# Source material
- - -

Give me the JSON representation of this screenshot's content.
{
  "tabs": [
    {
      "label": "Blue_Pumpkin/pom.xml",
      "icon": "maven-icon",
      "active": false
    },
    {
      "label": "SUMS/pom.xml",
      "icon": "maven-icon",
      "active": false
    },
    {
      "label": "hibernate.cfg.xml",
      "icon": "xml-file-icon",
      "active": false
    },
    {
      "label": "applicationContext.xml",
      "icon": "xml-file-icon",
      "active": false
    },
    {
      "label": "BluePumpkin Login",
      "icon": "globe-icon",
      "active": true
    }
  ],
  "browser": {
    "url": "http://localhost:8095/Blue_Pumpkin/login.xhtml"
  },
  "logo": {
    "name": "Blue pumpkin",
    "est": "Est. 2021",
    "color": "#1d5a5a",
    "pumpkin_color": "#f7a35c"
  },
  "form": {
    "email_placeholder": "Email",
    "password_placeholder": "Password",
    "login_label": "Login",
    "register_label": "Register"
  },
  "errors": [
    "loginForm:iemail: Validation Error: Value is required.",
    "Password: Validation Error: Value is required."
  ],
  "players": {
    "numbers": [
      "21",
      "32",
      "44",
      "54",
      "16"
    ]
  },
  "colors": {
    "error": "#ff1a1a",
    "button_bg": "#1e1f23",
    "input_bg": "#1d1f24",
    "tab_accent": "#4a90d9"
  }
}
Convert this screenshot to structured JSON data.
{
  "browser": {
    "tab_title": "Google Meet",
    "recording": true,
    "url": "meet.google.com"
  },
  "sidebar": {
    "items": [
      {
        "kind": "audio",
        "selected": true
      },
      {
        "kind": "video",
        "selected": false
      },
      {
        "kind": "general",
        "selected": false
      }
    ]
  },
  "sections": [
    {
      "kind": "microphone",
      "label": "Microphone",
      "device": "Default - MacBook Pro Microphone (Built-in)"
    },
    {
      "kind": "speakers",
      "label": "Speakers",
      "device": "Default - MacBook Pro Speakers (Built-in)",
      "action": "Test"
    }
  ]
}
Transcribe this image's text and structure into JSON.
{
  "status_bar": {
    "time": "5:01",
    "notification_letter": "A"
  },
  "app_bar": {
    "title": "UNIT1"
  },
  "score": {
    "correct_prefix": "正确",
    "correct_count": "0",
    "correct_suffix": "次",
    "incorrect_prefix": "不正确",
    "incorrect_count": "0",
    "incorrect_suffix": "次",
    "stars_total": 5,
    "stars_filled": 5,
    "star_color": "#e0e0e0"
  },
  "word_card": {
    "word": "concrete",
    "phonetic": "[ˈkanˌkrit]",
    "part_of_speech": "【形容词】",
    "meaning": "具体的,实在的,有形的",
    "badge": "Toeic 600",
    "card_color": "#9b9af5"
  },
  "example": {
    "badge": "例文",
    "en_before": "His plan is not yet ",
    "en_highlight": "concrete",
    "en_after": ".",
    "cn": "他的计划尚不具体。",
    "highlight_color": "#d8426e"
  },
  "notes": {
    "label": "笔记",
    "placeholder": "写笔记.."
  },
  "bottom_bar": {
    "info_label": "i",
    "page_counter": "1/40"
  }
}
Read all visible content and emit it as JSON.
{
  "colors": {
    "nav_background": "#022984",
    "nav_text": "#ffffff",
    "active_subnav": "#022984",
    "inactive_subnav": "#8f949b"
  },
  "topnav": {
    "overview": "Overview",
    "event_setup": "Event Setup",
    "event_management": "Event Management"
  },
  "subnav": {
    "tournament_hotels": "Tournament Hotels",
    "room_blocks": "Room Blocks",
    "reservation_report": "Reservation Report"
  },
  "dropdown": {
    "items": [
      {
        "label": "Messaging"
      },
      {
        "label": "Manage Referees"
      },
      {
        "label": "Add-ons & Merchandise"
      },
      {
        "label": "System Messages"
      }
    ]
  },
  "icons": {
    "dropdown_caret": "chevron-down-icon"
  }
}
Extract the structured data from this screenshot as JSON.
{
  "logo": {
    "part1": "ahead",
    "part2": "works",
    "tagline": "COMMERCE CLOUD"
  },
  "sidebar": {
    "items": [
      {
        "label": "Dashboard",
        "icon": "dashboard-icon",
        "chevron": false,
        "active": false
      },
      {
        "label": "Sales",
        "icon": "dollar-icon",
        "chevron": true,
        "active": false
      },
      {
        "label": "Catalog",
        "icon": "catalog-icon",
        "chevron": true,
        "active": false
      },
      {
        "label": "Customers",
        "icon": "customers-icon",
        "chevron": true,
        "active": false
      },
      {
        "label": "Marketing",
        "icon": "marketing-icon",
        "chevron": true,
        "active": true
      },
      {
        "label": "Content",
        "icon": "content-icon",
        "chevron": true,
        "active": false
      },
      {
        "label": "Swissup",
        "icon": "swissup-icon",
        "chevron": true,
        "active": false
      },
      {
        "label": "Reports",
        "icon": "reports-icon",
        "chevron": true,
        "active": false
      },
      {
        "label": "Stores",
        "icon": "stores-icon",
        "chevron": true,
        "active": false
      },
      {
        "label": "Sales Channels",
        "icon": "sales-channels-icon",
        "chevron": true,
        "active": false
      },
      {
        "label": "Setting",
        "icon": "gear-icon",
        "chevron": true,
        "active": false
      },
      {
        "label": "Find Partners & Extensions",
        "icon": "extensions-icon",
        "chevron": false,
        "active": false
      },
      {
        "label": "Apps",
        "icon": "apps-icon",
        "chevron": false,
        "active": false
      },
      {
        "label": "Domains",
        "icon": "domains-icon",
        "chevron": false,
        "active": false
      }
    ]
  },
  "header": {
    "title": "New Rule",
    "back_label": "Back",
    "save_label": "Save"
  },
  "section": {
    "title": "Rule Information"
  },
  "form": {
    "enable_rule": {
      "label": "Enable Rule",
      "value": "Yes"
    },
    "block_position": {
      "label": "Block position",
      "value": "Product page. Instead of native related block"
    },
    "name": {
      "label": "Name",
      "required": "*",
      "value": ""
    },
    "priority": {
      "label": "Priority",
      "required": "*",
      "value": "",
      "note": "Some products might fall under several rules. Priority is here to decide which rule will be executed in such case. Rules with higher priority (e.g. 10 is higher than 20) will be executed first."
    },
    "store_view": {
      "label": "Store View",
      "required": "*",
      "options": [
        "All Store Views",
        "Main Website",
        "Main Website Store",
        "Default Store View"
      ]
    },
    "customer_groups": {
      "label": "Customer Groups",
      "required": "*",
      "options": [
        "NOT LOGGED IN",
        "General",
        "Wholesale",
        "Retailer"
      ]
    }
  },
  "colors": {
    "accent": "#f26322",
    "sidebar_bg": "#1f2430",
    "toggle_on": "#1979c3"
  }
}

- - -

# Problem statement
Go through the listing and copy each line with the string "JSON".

# Answer area
Give me the JSON representation of this screenshot's content.
Convert this screenshot to structured JSON data.
Transcribe this image's text and structure into JSON.
Read all visible content and emit it as JSON.
Extract the structured data from this screenshot as JSON.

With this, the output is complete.